Bethesda | MD
5913 Lone Oak Dr is more than a home— it is a destination. This spectacular custom-build is over 6,000 SF on a 0.39 acre lot with an attached 2-car garage. As you approach the house on a slate walkway you enter the breathtaking foyer entrance leading to the bright, open main level. Elegant touches throughout include gleaming hardwood floors, high-end moldings and details, oversized windows, thoughtfully designed living spaces, 3-level elevator, and surround sound wiring throughout. The eat-in kitchen with built-in seating features high-end appliances and a walk-in pantry. Also on the main level are a large powder room, private office, formal sitting area, separate dining area, and casual living space with a gas fireplace. As you walk up the stairs you will find a large landing area that can be used for additional office space, casual living space or learn from home space. The primary bedroom has a deluxe primary bathroom and an oversized walk-in closet. 3 additional bedrooms and 2 additional full bathrooms mean there is no shortage of space. The 3-level integrated elevator is ADA compliant and can be locked for safety when not in use.
Not to be forgotten is the finished basement with a home gym, additional living space with a gas fireplace, and a 5th bedroom and full bathroom. As you walk out from the basement to the backyard you will come across the real gems of the house— a gorgeous pool, hot tub, and outside stone dining space with a built-in grill. Conveniently located to 495, 270, Wildwood Shopping Center, parks, and more, 5913 Lone Oak Drive is a magnificent offering that provides both comfort and high-end living.
Bethesda is located just northwest of the U.S. Capitol of Washington, D.C. It takes its name from a local church, the Bethesda Meeting House, which in turn took its name from Jerusalem’s Pool of Bethesda. The National Institutes of Health main campus and the Walter Reed National Military Medical Center are in Bethesda, as are a number of corporate and government headquarters. In 2014, it placed first on both Forbes’ list of America’s most educated small towns and Time’s list of top-earning towns. Bethesda is situated along a major thoroughfare that was originally the route of an ancient Native American trail. Henry Fleet, an English fur trader in the 1600’s, was the first European to travel to the area, which he reached by sailing up the Potomac River. Most early settlers in Maryland were tenant farmers who paid their rent in tobacco. The extractive nature of tobacco farming meant that colonists continued to push farther north in search of fertile land, and in 1694 Henry Darnall surveyed a 710-acre area that became the first land grant in present-day Bethesda.

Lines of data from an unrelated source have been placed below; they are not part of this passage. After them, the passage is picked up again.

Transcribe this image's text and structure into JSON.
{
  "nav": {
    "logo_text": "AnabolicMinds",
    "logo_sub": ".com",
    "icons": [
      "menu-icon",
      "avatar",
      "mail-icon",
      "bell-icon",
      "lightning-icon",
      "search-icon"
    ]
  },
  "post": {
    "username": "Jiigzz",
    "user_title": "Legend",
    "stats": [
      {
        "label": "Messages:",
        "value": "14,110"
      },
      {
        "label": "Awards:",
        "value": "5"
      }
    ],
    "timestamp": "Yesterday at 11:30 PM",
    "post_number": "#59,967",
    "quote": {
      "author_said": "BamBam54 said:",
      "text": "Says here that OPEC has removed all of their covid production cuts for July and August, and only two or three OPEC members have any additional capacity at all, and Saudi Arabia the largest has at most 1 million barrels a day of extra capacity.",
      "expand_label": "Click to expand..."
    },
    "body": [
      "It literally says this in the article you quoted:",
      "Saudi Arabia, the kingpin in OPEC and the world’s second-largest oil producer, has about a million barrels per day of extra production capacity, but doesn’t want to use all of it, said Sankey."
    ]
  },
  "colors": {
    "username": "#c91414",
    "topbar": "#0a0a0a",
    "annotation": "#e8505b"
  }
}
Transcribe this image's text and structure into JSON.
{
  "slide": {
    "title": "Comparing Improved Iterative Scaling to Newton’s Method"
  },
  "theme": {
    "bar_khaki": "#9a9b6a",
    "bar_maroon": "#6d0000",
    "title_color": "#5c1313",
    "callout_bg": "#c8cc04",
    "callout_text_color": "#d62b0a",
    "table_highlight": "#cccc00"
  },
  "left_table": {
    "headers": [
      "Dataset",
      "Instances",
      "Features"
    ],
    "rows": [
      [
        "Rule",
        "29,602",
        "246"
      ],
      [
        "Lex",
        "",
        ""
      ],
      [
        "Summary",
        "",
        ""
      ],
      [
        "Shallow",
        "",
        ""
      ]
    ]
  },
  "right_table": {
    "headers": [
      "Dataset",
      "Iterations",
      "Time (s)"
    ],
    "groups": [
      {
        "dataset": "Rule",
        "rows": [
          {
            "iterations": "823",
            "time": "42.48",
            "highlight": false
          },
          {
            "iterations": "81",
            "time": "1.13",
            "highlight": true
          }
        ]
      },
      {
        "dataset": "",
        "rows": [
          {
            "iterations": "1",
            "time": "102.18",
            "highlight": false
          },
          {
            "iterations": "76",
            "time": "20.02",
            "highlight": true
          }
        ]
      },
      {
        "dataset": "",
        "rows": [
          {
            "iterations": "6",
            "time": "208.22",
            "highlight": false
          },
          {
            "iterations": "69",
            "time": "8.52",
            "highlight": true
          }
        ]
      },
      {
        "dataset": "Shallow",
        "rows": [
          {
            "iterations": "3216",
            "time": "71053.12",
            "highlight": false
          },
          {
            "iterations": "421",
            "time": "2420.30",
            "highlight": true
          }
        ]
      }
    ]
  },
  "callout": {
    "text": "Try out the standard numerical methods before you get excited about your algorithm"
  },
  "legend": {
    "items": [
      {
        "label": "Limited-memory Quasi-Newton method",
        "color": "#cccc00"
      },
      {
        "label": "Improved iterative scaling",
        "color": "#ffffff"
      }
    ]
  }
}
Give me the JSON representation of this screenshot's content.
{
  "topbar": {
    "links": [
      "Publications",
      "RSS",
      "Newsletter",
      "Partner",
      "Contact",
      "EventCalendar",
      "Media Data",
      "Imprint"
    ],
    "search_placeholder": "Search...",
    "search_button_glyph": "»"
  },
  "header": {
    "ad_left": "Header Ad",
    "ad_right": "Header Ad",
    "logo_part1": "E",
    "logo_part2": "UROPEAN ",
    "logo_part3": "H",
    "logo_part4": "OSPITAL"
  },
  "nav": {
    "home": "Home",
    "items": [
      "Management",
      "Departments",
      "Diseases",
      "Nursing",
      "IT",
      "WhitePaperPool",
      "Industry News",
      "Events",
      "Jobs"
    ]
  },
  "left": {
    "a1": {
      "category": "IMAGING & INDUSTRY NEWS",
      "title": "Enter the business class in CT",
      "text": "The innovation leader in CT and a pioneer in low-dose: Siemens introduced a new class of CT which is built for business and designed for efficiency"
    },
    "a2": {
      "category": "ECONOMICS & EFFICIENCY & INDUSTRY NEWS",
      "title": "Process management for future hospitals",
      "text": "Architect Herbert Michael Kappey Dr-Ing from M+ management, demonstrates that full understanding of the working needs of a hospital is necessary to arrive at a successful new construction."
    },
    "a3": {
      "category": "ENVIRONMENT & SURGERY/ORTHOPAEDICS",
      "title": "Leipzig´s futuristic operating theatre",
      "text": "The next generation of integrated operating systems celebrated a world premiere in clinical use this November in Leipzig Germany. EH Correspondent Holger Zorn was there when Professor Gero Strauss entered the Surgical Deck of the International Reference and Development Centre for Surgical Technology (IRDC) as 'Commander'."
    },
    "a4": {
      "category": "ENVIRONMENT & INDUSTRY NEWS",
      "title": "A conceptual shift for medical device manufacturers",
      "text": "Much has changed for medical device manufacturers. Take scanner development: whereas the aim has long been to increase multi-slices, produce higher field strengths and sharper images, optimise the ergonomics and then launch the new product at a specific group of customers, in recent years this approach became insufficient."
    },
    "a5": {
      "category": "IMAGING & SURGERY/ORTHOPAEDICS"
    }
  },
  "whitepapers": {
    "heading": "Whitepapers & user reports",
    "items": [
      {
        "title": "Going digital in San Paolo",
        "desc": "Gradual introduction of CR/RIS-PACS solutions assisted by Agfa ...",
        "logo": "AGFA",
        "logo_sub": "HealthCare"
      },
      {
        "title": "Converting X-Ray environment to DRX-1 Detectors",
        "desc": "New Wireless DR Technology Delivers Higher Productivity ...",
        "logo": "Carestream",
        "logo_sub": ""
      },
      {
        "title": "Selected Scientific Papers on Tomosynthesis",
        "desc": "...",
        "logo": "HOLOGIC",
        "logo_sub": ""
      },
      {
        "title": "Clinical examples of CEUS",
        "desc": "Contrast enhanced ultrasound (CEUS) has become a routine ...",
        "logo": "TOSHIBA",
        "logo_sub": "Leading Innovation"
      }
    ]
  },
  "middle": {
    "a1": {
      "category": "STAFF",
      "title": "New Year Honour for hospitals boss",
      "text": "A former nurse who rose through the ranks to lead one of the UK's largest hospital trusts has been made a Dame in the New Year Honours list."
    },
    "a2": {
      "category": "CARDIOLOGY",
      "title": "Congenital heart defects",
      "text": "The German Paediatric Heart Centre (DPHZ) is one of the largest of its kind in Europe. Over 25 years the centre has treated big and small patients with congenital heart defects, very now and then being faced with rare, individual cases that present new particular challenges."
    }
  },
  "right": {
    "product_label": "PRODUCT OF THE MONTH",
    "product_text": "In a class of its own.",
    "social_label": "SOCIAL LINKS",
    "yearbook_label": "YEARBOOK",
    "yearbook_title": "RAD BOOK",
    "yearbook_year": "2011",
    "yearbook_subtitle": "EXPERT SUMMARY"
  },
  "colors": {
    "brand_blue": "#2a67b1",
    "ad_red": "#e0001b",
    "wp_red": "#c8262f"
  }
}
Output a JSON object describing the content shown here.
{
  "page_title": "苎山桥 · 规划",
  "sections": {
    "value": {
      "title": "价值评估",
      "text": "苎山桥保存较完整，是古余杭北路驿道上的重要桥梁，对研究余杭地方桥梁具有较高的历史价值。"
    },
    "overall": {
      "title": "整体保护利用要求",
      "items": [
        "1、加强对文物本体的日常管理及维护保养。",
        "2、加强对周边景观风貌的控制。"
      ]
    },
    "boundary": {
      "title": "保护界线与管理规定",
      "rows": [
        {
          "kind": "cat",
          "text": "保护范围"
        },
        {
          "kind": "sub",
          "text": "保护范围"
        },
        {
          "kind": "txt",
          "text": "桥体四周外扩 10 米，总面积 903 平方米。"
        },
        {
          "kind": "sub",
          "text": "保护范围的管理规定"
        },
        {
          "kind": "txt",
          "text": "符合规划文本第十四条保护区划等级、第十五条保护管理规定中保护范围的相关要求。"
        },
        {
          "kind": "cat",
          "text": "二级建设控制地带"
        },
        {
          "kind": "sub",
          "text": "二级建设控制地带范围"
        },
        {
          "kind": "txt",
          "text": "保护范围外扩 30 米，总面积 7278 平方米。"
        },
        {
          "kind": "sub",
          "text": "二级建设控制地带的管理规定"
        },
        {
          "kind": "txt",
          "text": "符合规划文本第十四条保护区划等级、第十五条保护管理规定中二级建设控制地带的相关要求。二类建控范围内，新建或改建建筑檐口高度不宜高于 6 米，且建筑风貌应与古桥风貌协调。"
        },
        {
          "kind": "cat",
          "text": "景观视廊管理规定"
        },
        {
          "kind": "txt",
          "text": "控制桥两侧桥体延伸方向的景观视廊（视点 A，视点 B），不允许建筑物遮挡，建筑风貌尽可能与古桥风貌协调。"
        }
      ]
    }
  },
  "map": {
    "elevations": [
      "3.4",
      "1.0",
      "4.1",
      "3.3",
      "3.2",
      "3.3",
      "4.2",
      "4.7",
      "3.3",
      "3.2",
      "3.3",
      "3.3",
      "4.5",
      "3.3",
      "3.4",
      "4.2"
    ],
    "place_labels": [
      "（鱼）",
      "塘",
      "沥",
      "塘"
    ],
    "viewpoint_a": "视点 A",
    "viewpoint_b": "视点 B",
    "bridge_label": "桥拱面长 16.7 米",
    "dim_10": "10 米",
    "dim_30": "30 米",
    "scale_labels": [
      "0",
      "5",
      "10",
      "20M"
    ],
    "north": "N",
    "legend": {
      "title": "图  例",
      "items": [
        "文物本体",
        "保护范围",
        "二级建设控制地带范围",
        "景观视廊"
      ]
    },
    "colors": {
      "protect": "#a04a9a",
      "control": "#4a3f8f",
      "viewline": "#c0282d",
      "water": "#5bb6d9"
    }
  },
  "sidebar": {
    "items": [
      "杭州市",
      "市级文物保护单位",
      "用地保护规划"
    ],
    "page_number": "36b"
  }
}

Throughout most of the 19th century, Bethesda never developed beyond a small crossroads village, consisting of a post office, a blacksmith shop, a church and school, and a few houses and stores. It was not until the installation of a streetcar line in 1890 and the beginnings of suburbanization in the early 1900s that Bethesda began to grow in population. Subdivisions began to appear on old farmland, becoming the neighborhoods of Drummond, Woodmont, Edgemoor, and Battery Park. Further north, several wealthy men made Rockville Pike famous for its mansions. World War II and the expansion of government that it created, further fed the rapid expansion of Bethesda. Both the National Naval Medical Center (1940–42) and the NIH complex (1948) were built just to the north of the developing downtown. This, in turn, drew further government contractors, medical professionals, and other businesses to the area. This recent growth has been significantly vigorous following the expansion of Metrorail with a station in Bethesda in 1984.
Washington Metro’s Red Line services two primary locations in Bethesda: the downtown area at the Bethesda, and the area near the National Institutes of Health and the Walter Reed Medical Center at the Medical Center Washington Metro stations. The Maryland Transit Administration’s Purple Line, a light-rail rail currently under construction, will provide a direct connection from Bethesda to Silver Spring, the University of Maryland, College Park, and New Carrollton. The Purple Line will allow riders from Bethesda to move between the Red, Green, and Orange lines of the Washington Metro transportation system, as well as to MARC and Amtrak trains, without needing to ride into central Washington, D.C.
For more information on Montgomery County Schools, click here